Restate the records that follow word for word; no pictures should appear.
☆ ☆ ☆
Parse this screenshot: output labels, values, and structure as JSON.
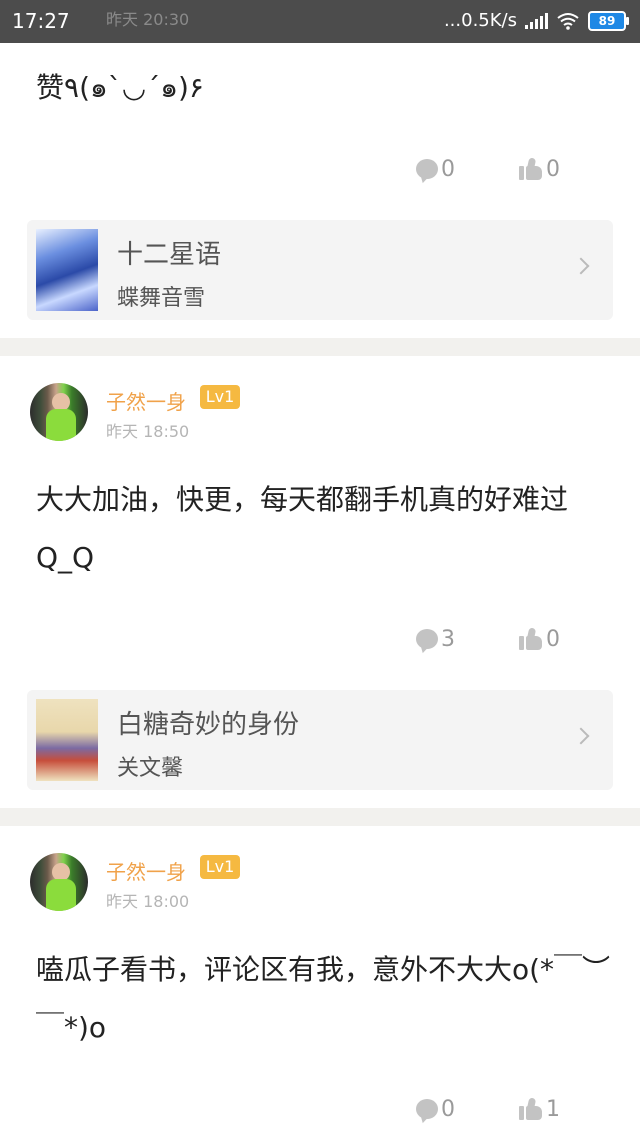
{
  "status_bar": {
    "time": "17:27",
    "ghost_time": "昨天 20:30",
    "net_speed": "...0.5K/s",
    "battery": "89"
  },
  "comments": [
    {
      "text": "赞٩(๑`◡´๑)۶",
      "reply_count": "0",
      "like_count": "0",
      "book": {
        "title": "十二星语",
        "author": "蝶舞音雪"
      }
    },
    {
      "username": "子然一身",
      "level": "Lv1",
      "time": "昨天 18:50",
      "text": "大大加油，快更，每天都翻手机真的好难过Q_Q",
      "reply_count": "3",
      "like_count": "0",
      "book": {
        "title": "白糖奇妙的身份",
        "author": "关文馨"
      }
    },
    {
      "username": "子然一身",
      "level": "Lv1",
      "time": "昨天 18:00",
      "text": "嗑瓜子看书，评论区有我，意外不大大o(*￣︶￣*)o",
      "reply_count": "0",
      "like_count": "1"
    }
  ],
  "icons": {
    "reply": "comment-bubble-icon",
    "like": "thumbs-up-icon",
    "book_arrow": "chevron-right-icon",
    "signal": "signal-icon",
    "wifi": "wifi-icon",
    "battery": "battery-icon"
  },
  "colors": {
    "username": "#f0a24a",
    "level_badge": "#f5b941",
    "divider": "#f2f1ee",
    "status_bar": "#4c4c4c"
  }
}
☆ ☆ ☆
# Reply to the exercise
Parse this screenshot: output labels, values, and structure as JSON.
{
  "status_bar": {
    "time": "17:27",
    "ghost_time": "昨天 20:30",
    "net_speed": "...0.5K/s",
    "battery": "89"
  },
  "comments": [
    {
      "text": "赞٩(๑`◡´๑)۶",
      "reply_count": "0",
      "like_count": "0",
      "book": {
        "title": "十二星语",
        "author": "蝶舞音雪"
      }
    },
    {
      "username": "子然一身",
      "level": "Lv1",
      "time": "昨天 18:50",
      "text": "大大加油，快更，每天都翻手机真的好难过Q_Q",
      "reply_count": "3",
      "like_count": "0",
      "book": {
        "title": "白糖奇妙的身份",
        "author": "关文馨"
      }
    },
    {
      "username": "子然一身",
      "level": "Lv1",
      "time": "昨天 18:00",
      "text": "嗑瓜子看书，评论区有我，意外不大大o(*￣︶￣*)o",
      "reply_count": "0",
      "like_count": "1"
    }
  ],
  "icons": {
    "reply": "comment-bubble-icon",
    "like": "thumbs-up-icon",
    "book_arrow": "chevron-right-icon",
    "signal": "signal-icon",
    "wifi": "wifi-icon",
    "battery": "battery-icon"
  },
  "colors": {
    "username": "#f0a24a",
    "level_badge": "#f5b941",
    "divider": "#f2f1ee",
    "status_bar": "#4c4c4c"
  }
}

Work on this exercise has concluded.